Schoharie Central School District to add pre-K education
SCHOHARIE As many as 65 Schoharie County youngsters will be able to get a jump on education in 2014 with the help of a $204,600 grant.
Up until now, the Schoharie Central School District has been unable to establish a pre-K program due to the startup costs, Superintendent Brian Sherman said.
“We’re really excited about this,” he said.
State funding was announced recently for Schoharie’s pre-K startup and one other in the Capital Region: The Green Island Union Free School District is set to receive $86,713 for the 2013-14 school year, according to the state Education Department. State funding is also earmarked for existing pre-K programs at the Albany, Schenectady and Watervliet school districts.
But all of the awards are contingent on money being appropriated in next year’s state budget.
Hiring staff and buying furniture and materials is a first step districts typically have to shoulder in their budgets before annual state education aid for pre-K begins, Sherman said, and “that initial setup is very costly.”
The grant money will eliminate the budget pressure and enable the district to bring the community’s 4-year-old children to the elementary school to begin their education.
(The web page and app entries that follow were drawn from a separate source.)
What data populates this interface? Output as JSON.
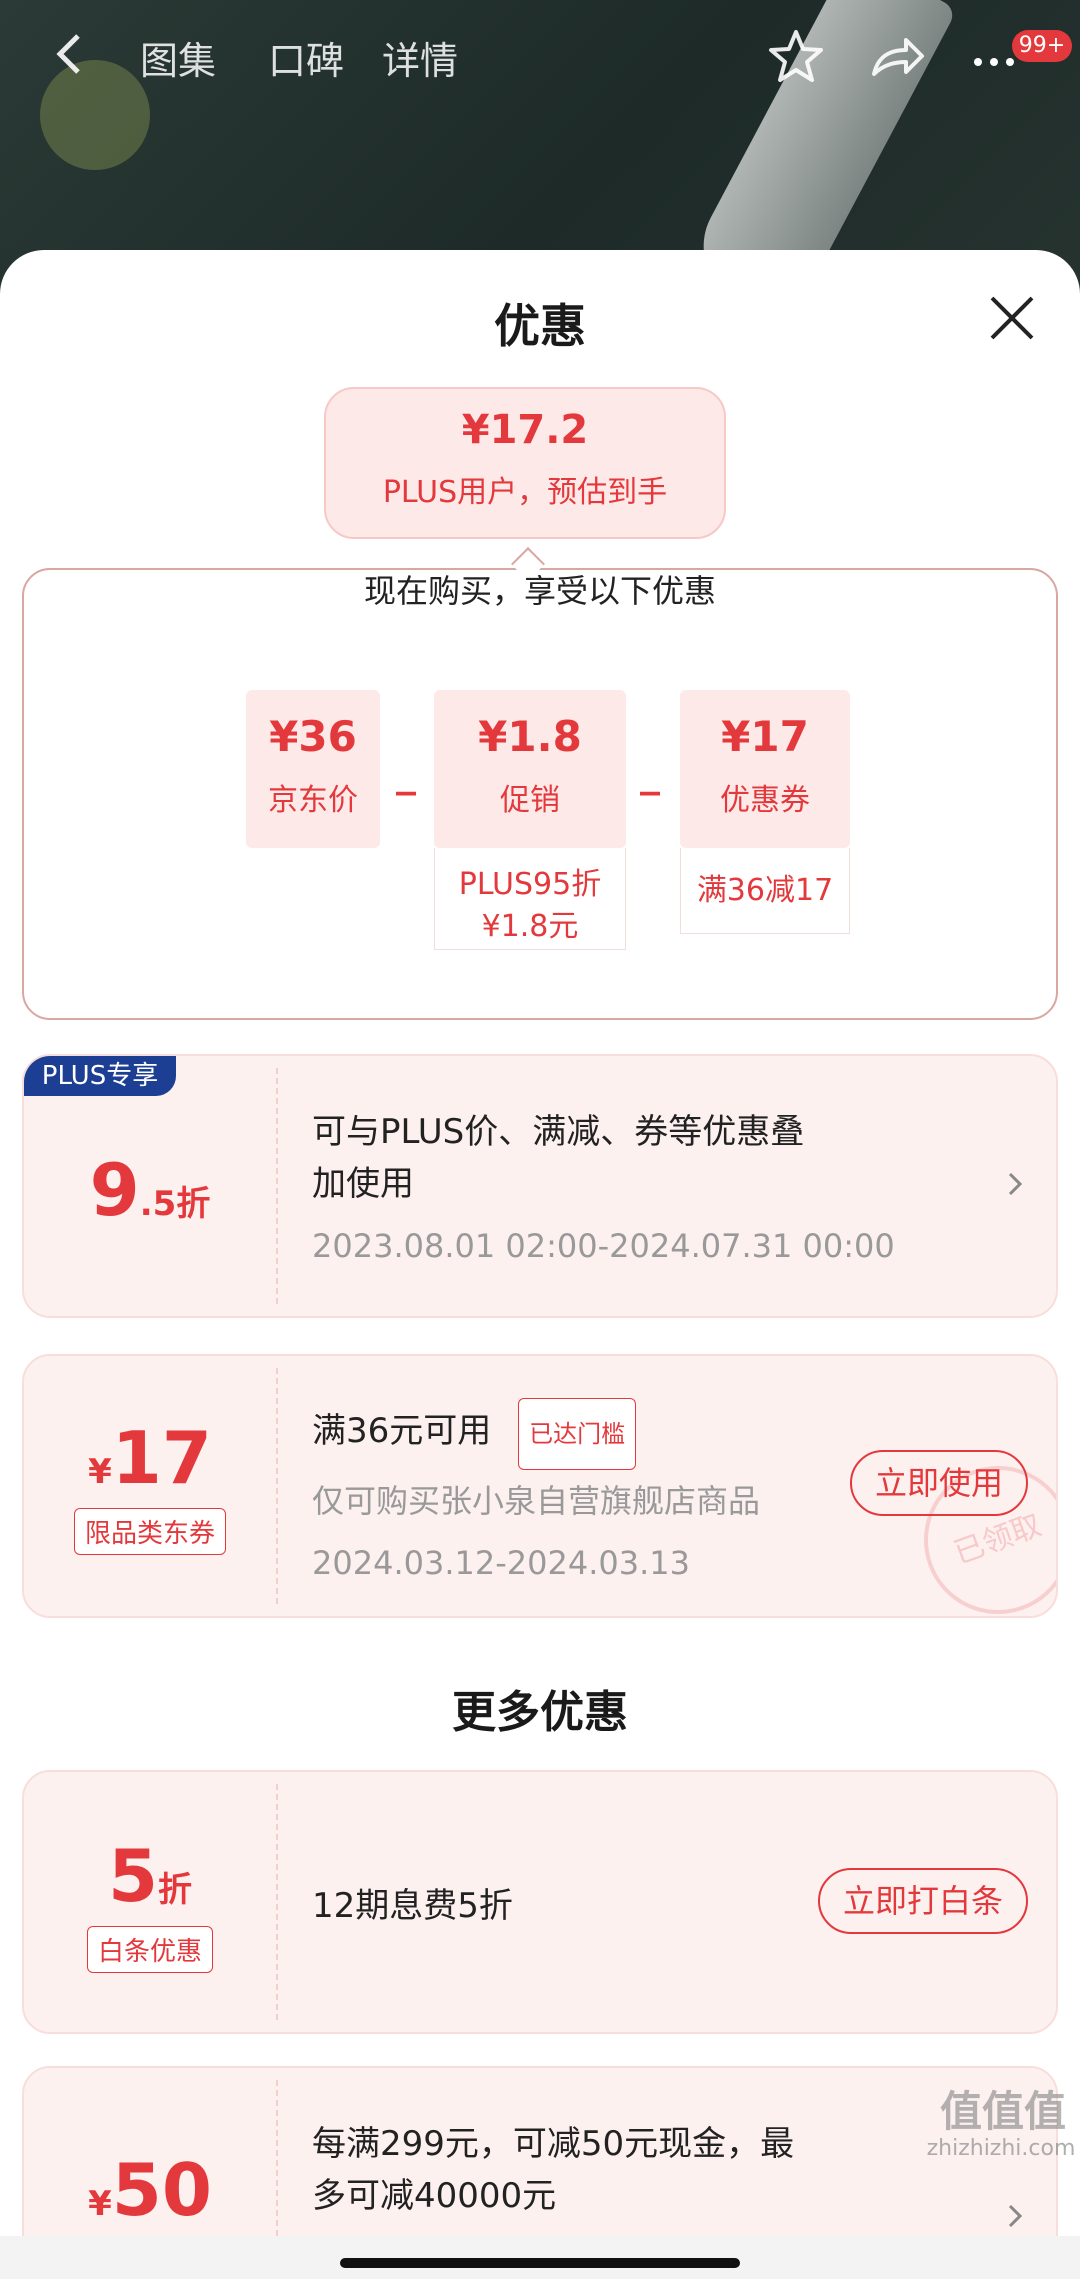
{
  "header": {
    "tabs": [
      "图集",
      "口碑",
      "详情"
    ],
    "badge": "99+"
  },
  "sheet": {
    "title": "优惠",
    "estimate": {
      "price": "¥17.2",
      "label": "PLUS用户，预估到手"
    },
    "calc": {
      "heading": "现在购买，享受以下优惠",
      "cells": [
        {
          "value": "¥36",
          "label": "京东价"
        },
        {
          "value": "¥1.8",
          "label": "促销",
          "detail1": "PLUS95折",
          "detail2": "¥1.8元"
        },
        {
          "value": "¥17",
          "label": "优惠券",
          "detail1": "满36减17"
        }
      ],
      "minus": "_"
    }
  },
  "coupons": [
    {
      "badge": "PLUS专享",
      "big": "9",
      "small": ".5折",
      "line1": "可与PLUS价、满减、券等优惠叠",
      "line2": "加使用",
      "date": "2023.08.01 02:00-2024.07.31 00:00"
    },
    {
      "currency": "¥",
      "big": "17",
      "tag": "限品类东券",
      "title": "满36元可用",
      "status": "已达门槛",
      "desc": "仅可购买张小泉自营旗舰店商品",
      "date": "2024.03.12-2024.03.13",
      "action": "立即使用",
      "stamp": "已领取"
    }
  ],
  "more": {
    "title": "更多优惠",
    "items": [
      {
        "big": "5",
        "small": "折",
        "tag": "白条优惠",
        "text": "12期息费5折",
        "action": "立即打白条"
      },
      {
        "currency": "¥",
        "big": "50",
        "line1": "每满299元，可减50元现金，最",
        "line2": "多可减40000元"
      }
    ]
  },
  "watermark": {
    "main": "值值值",
    "sub": "zhizhizhi.com"
  },
  "colors": {
    "accent": "#e4393c",
    "plus": "#1c3f94",
    "card_bg": "#fdf1f0"
  }
}
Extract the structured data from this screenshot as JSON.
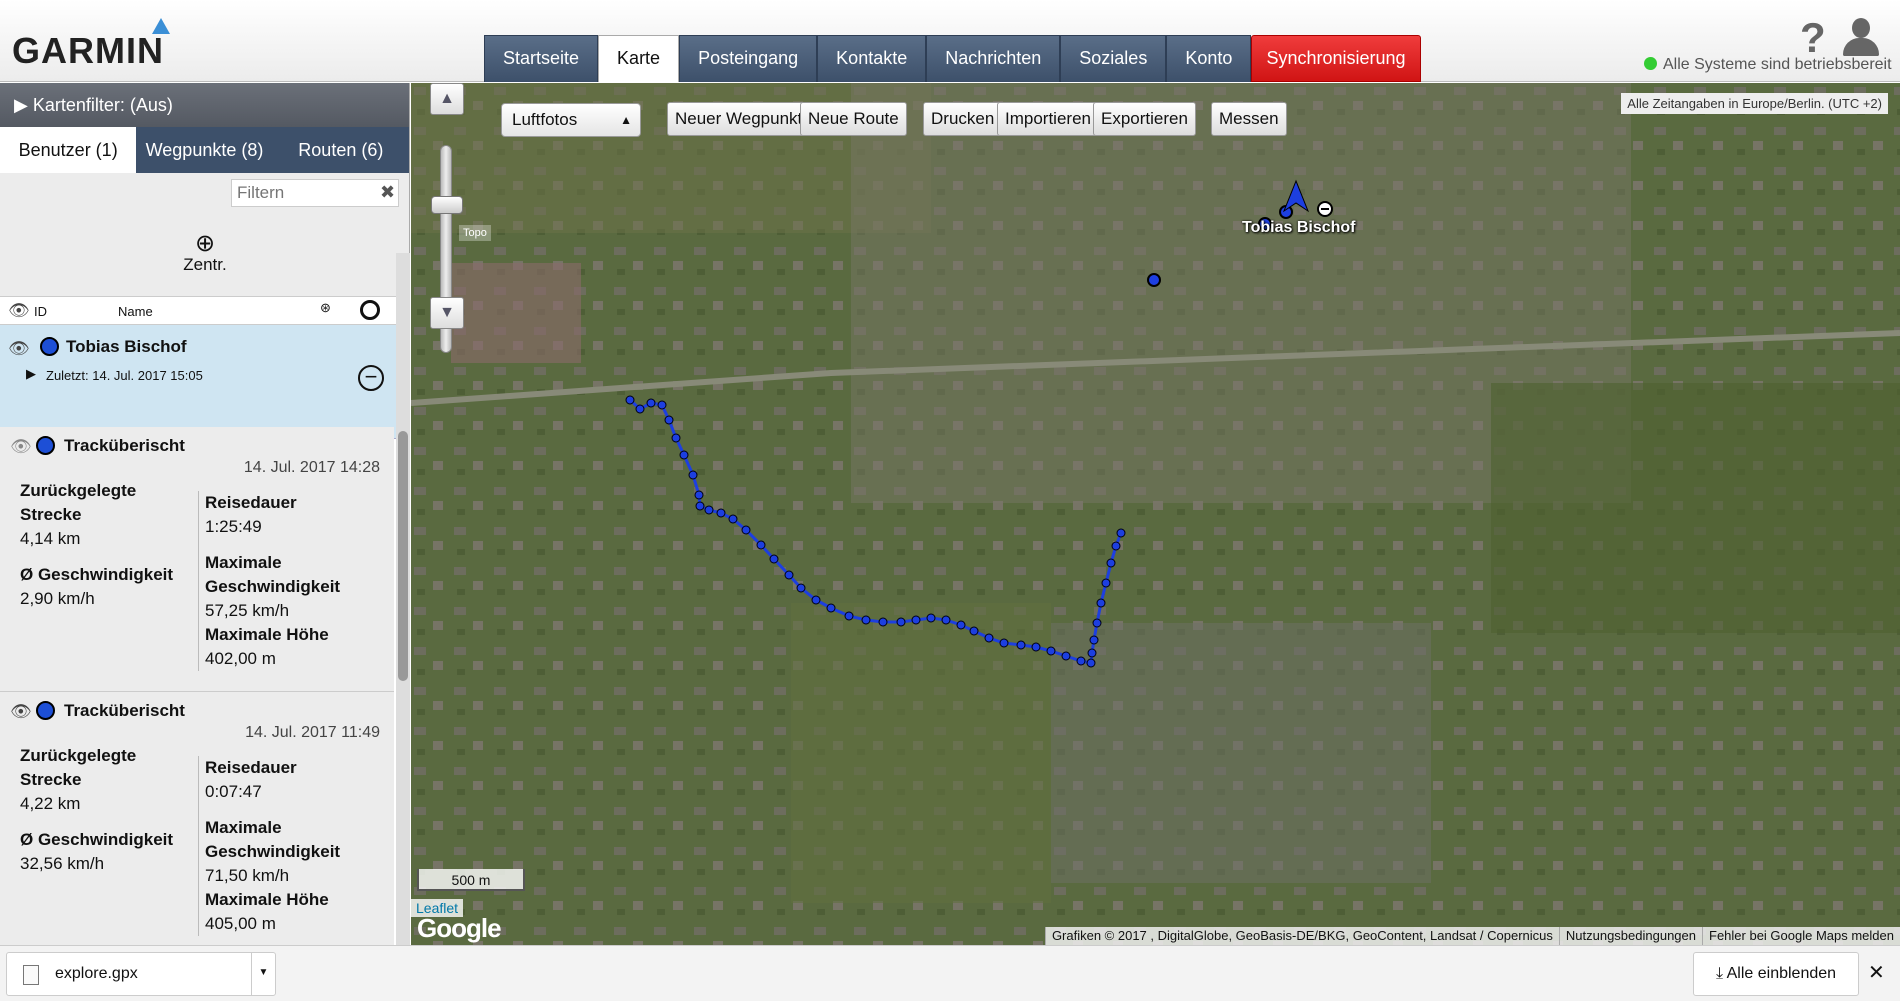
{
  "header": {
    "logo": "GARMIN",
    "tabs": [
      "Startseite",
      "Karte",
      "Posteingang",
      "Kontakte",
      "Nachrichten",
      "Soziales",
      "Konto"
    ],
    "active_tab": "Karte",
    "sync_label": "Synchronisierung",
    "help": "?",
    "status": "Alle Systeme sind betriebsbereit",
    "status_color": "#33cc33"
  },
  "sidebar": {
    "map_filter": "▶ Kartenfilter: (Aus)",
    "tabs": [
      "Benutzer (1)",
      "Wegpunkte (8)",
      "Routen (6)"
    ],
    "filter_placeholder": "Filtern",
    "center_label": "Zentr.",
    "list_headers": {
      "id": "ID",
      "name": "Name"
    },
    "user": {
      "name": "Tobias Bischof",
      "last": "Zuletzt: 14. Jul. 2017 15:05"
    },
    "tracks": [
      {
        "title": "Tracküberischt",
        "date": "14. Jul. 2017 14:28",
        "distance_label": "Zurückgelegte Strecke",
        "distance": "4,14 km",
        "speed_label": "Ø Geschwindigkeit",
        "speed": "2,90 km/h",
        "duration_label": "Reisedauer",
        "duration": "1:25:49",
        "maxspeed_label": "Maximale Geschwindigkeit",
        "maxspeed": "57,25 km/h",
        "maxalt_label": "Maximale Höhe",
        "maxalt": "402,00 m"
      },
      {
        "title": "Tracküberischt",
        "date": "14. Jul. 2017 11:49",
        "distance_label": "Zurückgelegte Strecke",
        "distance": "4,22 km",
        "speed_label": "Ø Geschwindigkeit",
        "speed": "32,56 km/h",
        "duration_label": "Reisedauer",
        "duration": "0:07:47",
        "maxspeed_label": "Maximale Geschwindigkeit",
        "maxspeed": "71,50 km/h",
        "maxalt_label": "Maximale Höhe",
        "maxalt": "405,00 m"
      }
    ]
  },
  "map": {
    "layer_select": "Luftfotos",
    "buttons": {
      "new_waypoint": "Neuer Wegpunkt",
      "new_route": "Neue Route",
      "print": "Drucken",
      "import": "Importieren",
      "export": "Exportieren",
      "measure": "Messen"
    },
    "topo": "Topo",
    "timezone": "Alle Zeitangaben in Europe/Berlin. (UTC +2)",
    "scale": "500 m",
    "leaflet": "Leaflet",
    "google": "Google",
    "user_label": "Tobias Bischof",
    "attribution": [
      "Grafiken © 2017 , DigitalGlobe, GeoBasis-DE/BKG, GeoContent, Landsat / Copernicus",
      "Nutzungsbedingungen",
      "Fehler bei Google Maps melden"
    ],
    "track_color": "#1d3fe0"
  },
  "download": {
    "file": "explore.gpx",
    "show_all": "Alle einblenden",
    "close": "✕"
  }
}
The district is joining efforts with Schoharie County Head Start and the Whispering Pines Preschool, which are preschool providers that focus on income-eligible families and students with disabilities, respectively.
Both organizations provide preschool services but an estimated 35 percent of the local 4-year-olds — 60 to 65 children — are ineligible for those programs, according to the district.
The lessons will follow the guidance of the New York State Prekindergarten Foundation for the Common Core, a set of learning expectations linked to K-12 education standards.
Aimed at providing skills and concepts needed for successful academics, the program focuses on several elements: approaches to learning, physical development and health; social and emotional development; communication language and literacy; and cognition and knowledge of the world, according to the state Education Department website.
Sherman said he believes early education is critical, especially for students in rural areas, who don’t enjoy as much interaction with their peers as students do in urban areas.
“When you have a rural environment, there’s not the capability or capacity for students to use their language skills with others,” he said.
Dialogue with parents also diminishes when both parents are working, he said.
Sherman said the district will begin advertising the new opportunity as soon as possible and pre-K lessons could begin as early as February.